Task details:
Skip the pictures. Repeat everything else in the records word for word.

Data extract:
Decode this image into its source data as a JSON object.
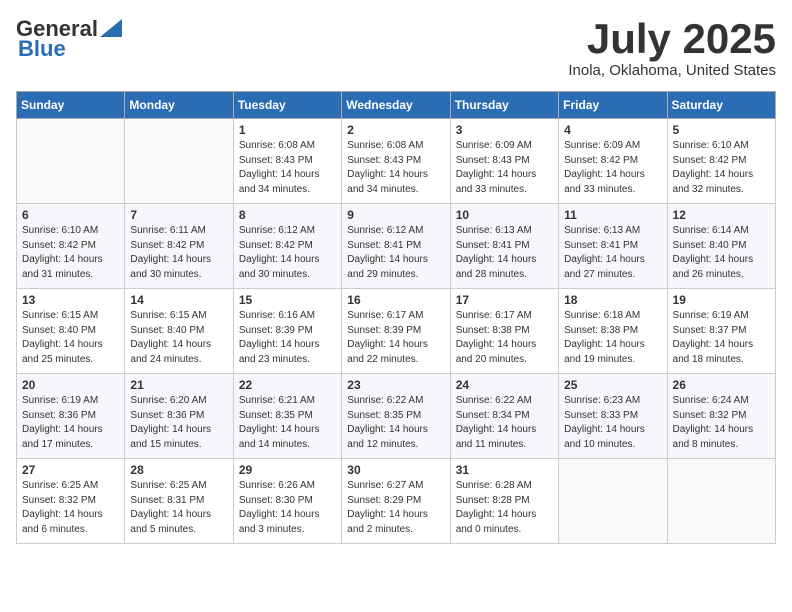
{
  "header": {
    "logo_general": "General",
    "logo_blue": "Blue",
    "month": "July 2025",
    "location": "Inola, Oklahoma, United States"
  },
  "days_of_week": [
    "Sunday",
    "Monday",
    "Tuesday",
    "Wednesday",
    "Thursday",
    "Friday",
    "Saturday"
  ],
  "weeks": [
    [
      {
        "day": "",
        "detail": ""
      },
      {
        "day": "",
        "detail": ""
      },
      {
        "day": "1",
        "detail": "Sunrise: 6:08 AM\nSunset: 8:43 PM\nDaylight: 14 hours\nand 34 minutes."
      },
      {
        "day": "2",
        "detail": "Sunrise: 6:08 AM\nSunset: 8:43 PM\nDaylight: 14 hours\nand 34 minutes."
      },
      {
        "day": "3",
        "detail": "Sunrise: 6:09 AM\nSunset: 8:43 PM\nDaylight: 14 hours\nand 33 minutes."
      },
      {
        "day": "4",
        "detail": "Sunrise: 6:09 AM\nSunset: 8:42 PM\nDaylight: 14 hours\nand 33 minutes."
      },
      {
        "day": "5",
        "detail": "Sunrise: 6:10 AM\nSunset: 8:42 PM\nDaylight: 14 hours\nand 32 minutes."
      }
    ],
    [
      {
        "day": "6",
        "detail": "Sunrise: 6:10 AM\nSunset: 8:42 PM\nDaylight: 14 hours\nand 31 minutes."
      },
      {
        "day": "7",
        "detail": "Sunrise: 6:11 AM\nSunset: 8:42 PM\nDaylight: 14 hours\nand 30 minutes."
      },
      {
        "day": "8",
        "detail": "Sunrise: 6:12 AM\nSunset: 8:42 PM\nDaylight: 14 hours\nand 30 minutes."
      },
      {
        "day": "9",
        "detail": "Sunrise: 6:12 AM\nSunset: 8:41 PM\nDaylight: 14 hours\nand 29 minutes."
      },
      {
        "day": "10",
        "detail": "Sunrise: 6:13 AM\nSunset: 8:41 PM\nDaylight: 14 hours\nand 28 minutes."
      },
      {
        "day": "11",
        "detail": "Sunrise: 6:13 AM\nSunset: 8:41 PM\nDaylight: 14 hours\nand 27 minutes."
      },
      {
        "day": "12",
        "detail": "Sunrise: 6:14 AM\nSunset: 8:40 PM\nDaylight: 14 hours\nand 26 minutes."
      }
    ],
    [
      {
        "day": "13",
        "detail": "Sunrise: 6:15 AM\nSunset: 8:40 PM\nDaylight: 14 hours\nand 25 minutes."
      },
      {
        "day": "14",
        "detail": "Sunrise: 6:15 AM\nSunset: 8:40 PM\nDaylight: 14 hours\nand 24 minutes."
      },
      {
        "day": "15",
        "detail": "Sunrise: 6:16 AM\nSunset: 8:39 PM\nDaylight: 14 hours\nand 23 minutes."
      },
      {
        "day": "16",
        "detail": "Sunrise: 6:17 AM\nSunset: 8:39 PM\nDaylight: 14 hours\nand 22 minutes."
      },
      {
        "day": "17",
        "detail": "Sunrise: 6:17 AM\nSunset: 8:38 PM\nDaylight: 14 hours\nand 20 minutes."
      },
      {
        "day": "18",
        "detail": "Sunrise: 6:18 AM\nSunset: 8:38 PM\nDaylight: 14 hours\nand 19 minutes."
      },
      {
        "day": "19",
        "detail": "Sunrise: 6:19 AM\nSunset: 8:37 PM\nDaylight: 14 hours\nand 18 minutes."
      }
    ],
    [
      {
        "day": "20",
        "detail": "Sunrise: 6:19 AM\nSunset: 8:36 PM\nDaylight: 14 hours\nand 17 minutes."
      },
      {
        "day": "21",
        "detail": "Sunrise: 6:20 AM\nSunset: 8:36 PM\nDaylight: 14 hours\nand 15 minutes."
      },
      {
        "day": "22",
        "detail": "Sunrise: 6:21 AM\nSunset: 8:35 PM\nDaylight: 14 hours\nand 14 minutes."
      },
      {
        "day": "23",
        "detail": "Sunrise: 6:22 AM\nSunset: 8:35 PM\nDaylight: 14 hours\nand 12 minutes."
      },
      {
        "day": "24",
        "detail": "Sunrise: 6:22 AM\nSunset: 8:34 PM\nDaylight: 14 hours\nand 11 minutes."
      },
      {
        "day": "25",
        "detail": "Sunrise: 6:23 AM\nSunset: 8:33 PM\nDaylight: 14 hours\nand 10 minutes."
      },
      {
        "day": "26",
        "detail": "Sunrise: 6:24 AM\nSunset: 8:32 PM\nDaylight: 14 hours\nand 8 minutes."
      }
    ],
    [
      {
        "day": "27",
        "detail": "Sunrise: 6:25 AM\nSunset: 8:32 PM\nDaylight: 14 hours\nand 6 minutes."
      },
      {
        "day": "28",
        "detail": "Sunrise: 6:25 AM\nSunset: 8:31 PM\nDaylight: 14 hours\nand 5 minutes."
      },
      {
        "day": "29",
        "detail": "Sunrise: 6:26 AM\nSunset: 8:30 PM\nDaylight: 14 hours\nand 3 minutes."
      },
      {
        "day": "30",
        "detail": "Sunrise: 6:27 AM\nSunset: 8:29 PM\nDaylight: 14 hours\nand 2 minutes."
      },
      {
        "day": "31",
        "detail": "Sunrise: 6:28 AM\nSunset: 8:28 PM\nDaylight: 14 hours\nand 0 minutes."
      },
      {
        "day": "",
        "detail": ""
      },
      {
        "day": "",
        "detail": ""
      }
    ]
  ]
}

Finished task:
Decode this image into its source data as a JSON object.
{
  "header": {
    "logo_general": "General",
    "logo_blue": "Blue",
    "month": "July 2025",
    "location": "Inola, Oklahoma, United States"
  },
  "days_of_week": [
    "Sunday",
    "Monday",
    "Tuesday",
    "Wednesday",
    "Thursday",
    "Friday",
    "Saturday"
  ],
  "weeks": [
    [
      {
        "day": "",
        "detail": ""
      },
      {
        "day": "",
        "detail": ""
      },
      {
        "day": "1",
        "detail": "Sunrise: 6:08 AM\nSunset: 8:43 PM\nDaylight: 14 hours\nand 34 minutes."
      },
      {
        "day": "2",
        "detail": "Sunrise: 6:08 AM\nSunset: 8:43 PM\nDaylight: 14 hours\nand 34 minutes."
      },
      {
        "day": "3",
        "detail": "Sunrise: 6:09 AM\nSunset: 8:43 PM\nDaylight: 14 hours\nand 33 minutes."
      },
      {
        "day": "4",
        "detail": "Sunrise: 6:09 AM\nSunset: 8:42 PM\nDaylight: 14 hours\nand 33 minutes."
      },
      {
        "day": "5",
        "detail": "Sunrise: 6:10 AM\nSunset: 8:42 PM\nDaylight: 14 hours\nand 32 minutes."
      }
    ],
    [
      {
        "day": "6",
        "detail": "Sunrise: 6:10 AM\nSunset: 8:42 PM\nDaylight: 14 hours\nand 31 minutes."
      },
      {
        "day": "7",
        "detail": "Sunrise: 6:11 AM\nSunset: 8:42 PM\nDaylight: 14 hours\nand 30 minutes."
      },
      {
        "day": "8",
        "detail": "Sunrise: 6:12 AM\nSunset: 8:42 PM\nDaylight: 14 hours\nand 30 minutes."
      },
      {
        "day": "9",
        "detail": "Sunrise: 6:12 AM\nSunset: 8:41 PM\nDaylight: 14 hours\nand 29 minutes."
      },
      {
        "day": "10",
        "detail": "Sunrise: 6:13 AM\nSunset: 8:41 PM\nDaylight: 14 hours\nand 28 minutes."
      },
      {
        "day": "11",
        "detail": "Sunrise: 6:13 AM\nSunset: 8:41 PM\nDaylight: 14 hours\nand 27 minutes."
      },
      {
        "day": "12",
        "detail": "Sunrise: 6:14 AM\nSunset: 8:40 PM\nDaylight: 14 hours\nand 26 minutes."
      }
    ],
    [
      {
        "day": "13",
        "detail": "Sunrise: 6:15 AM\nSunset: 8:40 PM\nDaylight: 14 hours\nand 25 minutes."
      },
      {
        "day": "14",
        "detail": "Sunrise: 6:15 AM\nSunset: 8:40 PM\nDaylight: 14 hours\nand 24 minutes."
      },
      {
        "day": "15",
        "detail": "Sunrise: 6:16 AM\nSunset: 8:39 PM\nDaylight: 14 hours\nand 23 minutes."
      },
      {
        "day": "16",
        "detail": "Sunrise: 6:17 AM\nSunset: 8:39 PM\nDaylight: 14 hours\nand 22 minutes."
      },
      {
        "day": "17",
        "detail": "Sunrise: 6:17 AM\nSunset: 8:38 PM\nDaylight: 14 hours\nand 20 minutes."
      },
      {
        "day": "18",
        "detail": "Sunrise: 6:18 AM\nSunset: 8:38 PM\nDaylight: 14 hours\nand 19 minutes."
      },
      {
        "day": "19",
        "detail": "Sunrise: 6:19 AM\nSunset: 8:37 PM\nDaylight: 14 hours\nand 18 minutes."
      }
    ],
    [
      {
        "day": "20",
        "detail": "Sunrise: 6:19 AM\nSunset: 8:36 PM\nDaylight: 14 hours\nand 17 minutes."
      },
      {
        "day": "21",
        "detail": "Sunrise: 6:20 AM\nSunset: 8:36 PM\nDaylight: 14 hours\nand 15 minutes."
      },
      {
        "day": "22",
        "detail": "Sunrise: 6:21 AM\nSunset: 8:35 PM\nDaylight: 14 hours\nand 14 minutes."
      },
      {
        "day": "23",
        "detail": "Sunrise: 6:22 AM\nSunset: 8:35 PM\nDaylight: 14 hours\nand 12 minutes."
      },
      {
        "day": "24",
        "detail": "Sunrise: 6:22 AM\nSunset: 8:34 PM\nDaylight: 14 hours\nand 11 minutes."
      },
      {
        "day": "25",
        "detail": "Sunrise: 6:23 AM\nSunset: 8:33 PM\nDaylight: 14 hours\nand 10 minutes."
      },
      {
        "day": "26",
        "detail": "Sunrise: 6:24 AM\nSunset: 8:32 PM\nDaylight: 14 hours\nand 8 minutes."
      }
    ],
    [
      {
        "day": "27",
        "detail": "Sunrise: 6:25 AM\nSunset: 8:32 PM\nDaylight: 14 hours\nand 6 minutes."
      },
      {
        "day": "28",
        "detail": "Sunrise: 6:25 AM\nSunset: 8:31 PM\nDaylight: 14 hours\nand 5 minutes."
      },
      {
        "day": "29",
        "detail": "Sunrise: 6:26 AM\nSunset: 8:30 PM\nDaylight: 14 hours\nand 3 minutes."
      },
      {
        "day": "30",
        "detail": "Sunrise: 6:27 AM\nSunset: 8:29 PM\nDaylight: 14 hours\nand 2 minutes."
      },
      {
        "day": "31",
        "detail": "Sunrise: 6:28 AM\nSunset: 8:28 PM\nDaylight: 14 hours\nand 0 minutes."
      },
      {
        "day": "",
        "detail": ""
      },
      {
        "day": "",
        "detail": ""
      }
    ]
  ]
}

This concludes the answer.